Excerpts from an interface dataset
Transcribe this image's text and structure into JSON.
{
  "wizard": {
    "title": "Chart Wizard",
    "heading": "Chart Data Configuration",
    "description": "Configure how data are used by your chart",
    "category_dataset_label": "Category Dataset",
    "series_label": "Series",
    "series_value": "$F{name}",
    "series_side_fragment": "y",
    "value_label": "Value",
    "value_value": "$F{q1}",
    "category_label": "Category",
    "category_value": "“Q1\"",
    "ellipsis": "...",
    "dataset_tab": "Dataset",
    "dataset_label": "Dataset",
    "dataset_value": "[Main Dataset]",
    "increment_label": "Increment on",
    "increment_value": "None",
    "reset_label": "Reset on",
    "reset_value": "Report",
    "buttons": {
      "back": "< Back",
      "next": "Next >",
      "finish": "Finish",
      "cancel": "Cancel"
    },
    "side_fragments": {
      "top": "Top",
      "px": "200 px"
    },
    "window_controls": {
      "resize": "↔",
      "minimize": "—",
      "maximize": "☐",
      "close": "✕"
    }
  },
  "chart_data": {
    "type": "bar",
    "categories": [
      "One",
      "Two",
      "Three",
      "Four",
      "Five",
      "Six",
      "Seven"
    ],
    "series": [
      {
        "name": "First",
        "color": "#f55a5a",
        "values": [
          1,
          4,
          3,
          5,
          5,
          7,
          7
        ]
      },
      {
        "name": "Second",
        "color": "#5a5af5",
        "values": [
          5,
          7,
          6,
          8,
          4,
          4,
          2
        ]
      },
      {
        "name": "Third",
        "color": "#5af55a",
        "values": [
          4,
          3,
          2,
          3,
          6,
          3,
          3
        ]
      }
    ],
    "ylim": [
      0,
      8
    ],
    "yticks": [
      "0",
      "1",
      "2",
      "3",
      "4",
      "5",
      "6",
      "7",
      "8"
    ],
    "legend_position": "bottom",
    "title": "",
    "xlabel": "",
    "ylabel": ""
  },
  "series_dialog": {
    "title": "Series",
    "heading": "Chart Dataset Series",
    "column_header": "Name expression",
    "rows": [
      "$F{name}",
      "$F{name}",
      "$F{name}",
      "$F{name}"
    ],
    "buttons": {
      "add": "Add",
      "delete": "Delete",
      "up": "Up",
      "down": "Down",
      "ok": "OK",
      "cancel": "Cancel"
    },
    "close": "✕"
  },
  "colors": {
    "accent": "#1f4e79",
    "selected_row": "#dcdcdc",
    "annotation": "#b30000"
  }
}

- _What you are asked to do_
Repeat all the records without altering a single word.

- _Solution to the exercise_
Transcribe this image's text and structure into JSON.
{
  "wizard": {
    "title": "Chart Wizard",
    "heading": "Chart Data Configuration",
    "description": "Configure how data are used by your chart",
    "category_dataset_label": "Category Dataset",
    "series_label": "Series",
    "series_value": "$F{name}",
    "series_side_fragment": "y",
    "value_label": "Value",
    "value_value": "$F{q1}",
    "category_label": "Category",
    "category_value": "“Q1\"",
    "ellipsis": "...",
    "dataset_tab": "Dataset",
    "dataset_label": "Dataset",
    "dataset_value": "[Main Dataset]",
    "increment_label": "Increment on",
    "increment_value": "None",
    "reset_label": "Reset on",
    "reset_value": "Report",
    "buttons": {
      "back": "< Back",
      "next": "Next >",
      "finish": "Finish",
      "cancel": "Cancel"
    },
    "side_fragments": {
      "top": "Top",
      "px": "200 px"
    },
    "window_controls": {
      "resize": "↔",
      "minimize": "—",
      "maximize": "☐",
      "close": "✕"
    }
  },
  "chart_data": {
    "type": "bar",
    "categories": [
      "One",
      "Two",
      "Three",
      "Four",
      "Five",
      "Six",
      "Seven"
    ],
    "series": [
      {
        "name": "First",
        "color": "#f55a5a",
        "values": [
          1,
          4,
          3,
          5,
          5,
          7,
          7
        ]
      },
      {
        "name": "Second",
        "color": "#5a5af5",
        "values": [
          5,
          7,
          6,
          8,
          4,
          4,
          2
        ]
      },
      {
        "name": "Third",
        "color": "#5af55a",
        "values": [
          4,
          3,
          2,
          3,
          6,
          3,
          3
        ]
      }
    ],
    "ylim": [
      0,
      8
    ],
    "yticks": [
      "0",
      "1",
      "2",
      "3",
      "4",
      "5",
      "6",
      "7",
      "8"
    ],
    "legend_position": "bottom",
    "title": "",
    "xlabel": "",
    "ylabel": ""
  },
  "series_dialog": {
    "title": "Series",
    "heading": "Chart Dataset Series",
    "column_header": "Name expression",
    "rows": [
      "$F{name}",
      "$F{name}",
      "$F{name}",
      "$F{name}"
    ],
    "buttons": {
      "add": "Add",
      "delete": "Delete",
      "up": "Up",
      "down": "Down",
      "ok": "OK",
      "cancel": "Cancel"
    },
    "close": "✕"
  },
  "colors": {
    "accent": "#1f4e79",
    "selected_row": "#dcdcdc",
    "annotation": "#b30000"
  }
}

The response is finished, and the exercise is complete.